Work order:
What lines in the data below mention the string "simulation"? Copy them out.
++++ Available records
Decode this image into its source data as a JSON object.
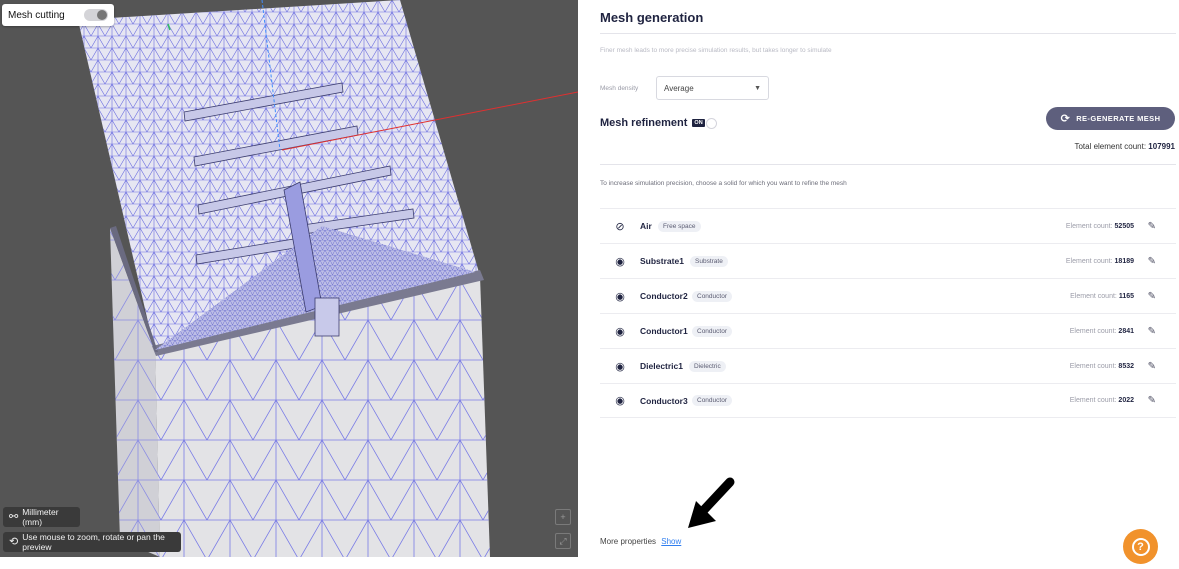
{
  "viewport": {
    "mesh_cutting_label": "Mesh cutting",
    "unit_label": "Millimeter (mm)",
    "hint_label": "Use mouse to zoom, rotate or pan the preview",
    "mesh_color": "#6d6fe0",
    "background_color": "#555555"
  },
  "panel": {
    "title": "Mesh generation",
    "description": "Finer mesh leads to more precise simulation results, but takes longer to simulate",
    "density_label": "Mesh density",
    "density_value": "Average",
    "refinement_label": "Mesh refinement",
    "refinement_toggle": "ON",
    "regen_button": "RE-GENERATE MESH",
    "total_label": "Total element count:",
    "total_value": "107991",
    "instruction": "To increase simulation precision, choose a solid for which you want to refine the mesh",
    "count_label": "Element count:",
    "solids": [
      {
        "name": "Air",
        "tag": "Free space",
        "count": "52505",
        "visible": false
      },
      {
        "name": "Substrate1",
        "tag": "Substrate",
        "count": "18189",
        "visible": true
      },
      {
        "name": "Conductor2",
        "tag": "Conductor",
        "count": "1165",
        "visible": true
      },
      {
        "name": "Conductor1",
        "tag": "Conductor",
        "count": "2841",
        "visible": true
      },
      {
        "name": "Dielectric1",
        "tag": "Dielectric",
        "count": "8532",
        "visible": true
      },
      {
        "name": "Conductor3",
        "tag": "Conductor",
        "count": "2022",
        "visible": true
      }
    ],
    "more_label": "More properties",
    "show_link": "Show",
    "accent_color": "#5e5f7d",
    "help_color": "#f1922c"
  }
}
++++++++
Exercise output:
    "description": "Finer mesh leads to more precise simulation results, but takes longer to simulate",
    "instruction": "To increase simulation precision, choose a solid for which you want to refine the mesh",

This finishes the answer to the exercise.